WHAT THE TASK ASKS :: Search the data for the string "Vein" and copy each line in which it appears.

──────── SUPPLIED ENTRIES

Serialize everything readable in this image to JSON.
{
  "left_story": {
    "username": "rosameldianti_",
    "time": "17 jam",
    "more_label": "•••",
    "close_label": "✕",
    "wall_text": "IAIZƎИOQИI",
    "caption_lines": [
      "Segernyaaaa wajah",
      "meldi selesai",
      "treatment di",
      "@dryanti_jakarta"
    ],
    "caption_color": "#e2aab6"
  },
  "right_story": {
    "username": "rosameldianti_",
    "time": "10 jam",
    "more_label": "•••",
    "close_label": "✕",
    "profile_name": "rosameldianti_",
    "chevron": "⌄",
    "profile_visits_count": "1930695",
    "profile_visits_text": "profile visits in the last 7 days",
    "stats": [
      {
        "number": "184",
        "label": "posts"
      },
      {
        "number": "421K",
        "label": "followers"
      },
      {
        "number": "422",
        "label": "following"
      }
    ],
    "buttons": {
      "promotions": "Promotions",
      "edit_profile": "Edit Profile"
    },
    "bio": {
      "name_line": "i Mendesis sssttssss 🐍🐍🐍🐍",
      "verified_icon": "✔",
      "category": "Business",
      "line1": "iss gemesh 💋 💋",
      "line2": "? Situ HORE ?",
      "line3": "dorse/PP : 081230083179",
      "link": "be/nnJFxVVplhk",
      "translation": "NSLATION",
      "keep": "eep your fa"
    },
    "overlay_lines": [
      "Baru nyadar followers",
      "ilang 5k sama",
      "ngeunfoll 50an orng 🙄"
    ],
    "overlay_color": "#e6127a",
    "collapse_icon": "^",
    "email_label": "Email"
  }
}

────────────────
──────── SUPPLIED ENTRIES

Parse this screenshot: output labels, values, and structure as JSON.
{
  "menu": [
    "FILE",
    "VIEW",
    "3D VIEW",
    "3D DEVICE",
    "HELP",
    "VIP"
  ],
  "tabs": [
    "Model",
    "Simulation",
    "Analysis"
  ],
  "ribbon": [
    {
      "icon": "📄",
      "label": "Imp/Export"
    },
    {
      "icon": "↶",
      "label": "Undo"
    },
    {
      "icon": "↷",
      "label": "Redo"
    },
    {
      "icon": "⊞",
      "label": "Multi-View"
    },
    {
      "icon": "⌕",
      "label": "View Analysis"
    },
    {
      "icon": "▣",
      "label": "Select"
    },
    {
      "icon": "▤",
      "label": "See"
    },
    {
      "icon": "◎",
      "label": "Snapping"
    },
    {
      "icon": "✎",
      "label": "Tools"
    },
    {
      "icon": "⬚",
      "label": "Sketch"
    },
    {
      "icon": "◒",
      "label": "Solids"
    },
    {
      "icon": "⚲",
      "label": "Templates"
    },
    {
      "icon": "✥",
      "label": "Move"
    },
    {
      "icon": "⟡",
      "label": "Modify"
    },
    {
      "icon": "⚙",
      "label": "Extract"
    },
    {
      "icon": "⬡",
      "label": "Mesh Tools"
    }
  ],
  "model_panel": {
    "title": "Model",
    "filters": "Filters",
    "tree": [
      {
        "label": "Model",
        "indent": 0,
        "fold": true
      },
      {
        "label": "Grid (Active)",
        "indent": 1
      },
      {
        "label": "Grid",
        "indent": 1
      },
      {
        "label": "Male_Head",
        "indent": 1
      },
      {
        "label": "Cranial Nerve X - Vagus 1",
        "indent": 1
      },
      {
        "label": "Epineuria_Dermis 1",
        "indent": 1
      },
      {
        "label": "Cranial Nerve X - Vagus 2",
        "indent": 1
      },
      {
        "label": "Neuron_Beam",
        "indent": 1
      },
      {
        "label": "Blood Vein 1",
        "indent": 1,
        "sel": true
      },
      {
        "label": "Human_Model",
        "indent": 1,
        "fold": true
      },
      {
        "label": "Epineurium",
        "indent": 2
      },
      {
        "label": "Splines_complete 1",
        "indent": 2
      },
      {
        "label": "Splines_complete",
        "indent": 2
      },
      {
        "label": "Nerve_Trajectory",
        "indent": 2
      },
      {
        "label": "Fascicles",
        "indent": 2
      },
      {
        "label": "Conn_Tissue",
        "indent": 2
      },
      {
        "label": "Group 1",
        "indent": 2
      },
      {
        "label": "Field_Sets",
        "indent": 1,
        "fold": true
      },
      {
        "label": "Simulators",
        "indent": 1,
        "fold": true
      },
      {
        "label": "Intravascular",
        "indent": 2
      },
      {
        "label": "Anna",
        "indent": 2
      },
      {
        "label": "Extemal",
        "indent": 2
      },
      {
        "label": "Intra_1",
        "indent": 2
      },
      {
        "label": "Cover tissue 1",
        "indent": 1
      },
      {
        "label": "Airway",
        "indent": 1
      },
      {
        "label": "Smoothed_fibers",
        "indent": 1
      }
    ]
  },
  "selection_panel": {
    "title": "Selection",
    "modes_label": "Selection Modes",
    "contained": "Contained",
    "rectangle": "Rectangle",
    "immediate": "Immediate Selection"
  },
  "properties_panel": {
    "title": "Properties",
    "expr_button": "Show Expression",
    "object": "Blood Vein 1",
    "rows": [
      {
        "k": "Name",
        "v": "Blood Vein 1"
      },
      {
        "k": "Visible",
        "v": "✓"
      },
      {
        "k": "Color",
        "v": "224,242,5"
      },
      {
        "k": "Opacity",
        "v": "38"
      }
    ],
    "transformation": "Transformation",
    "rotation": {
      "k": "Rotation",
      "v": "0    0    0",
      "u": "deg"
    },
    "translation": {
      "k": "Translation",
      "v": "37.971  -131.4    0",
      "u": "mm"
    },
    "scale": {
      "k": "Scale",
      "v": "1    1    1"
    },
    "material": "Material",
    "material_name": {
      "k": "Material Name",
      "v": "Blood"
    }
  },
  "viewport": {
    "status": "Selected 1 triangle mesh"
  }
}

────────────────

EXERCISE RESULT ::
        "label": "Blood Vein 1",
    "object": "Blood Vein 1",
        "v": "Blood Vein 1"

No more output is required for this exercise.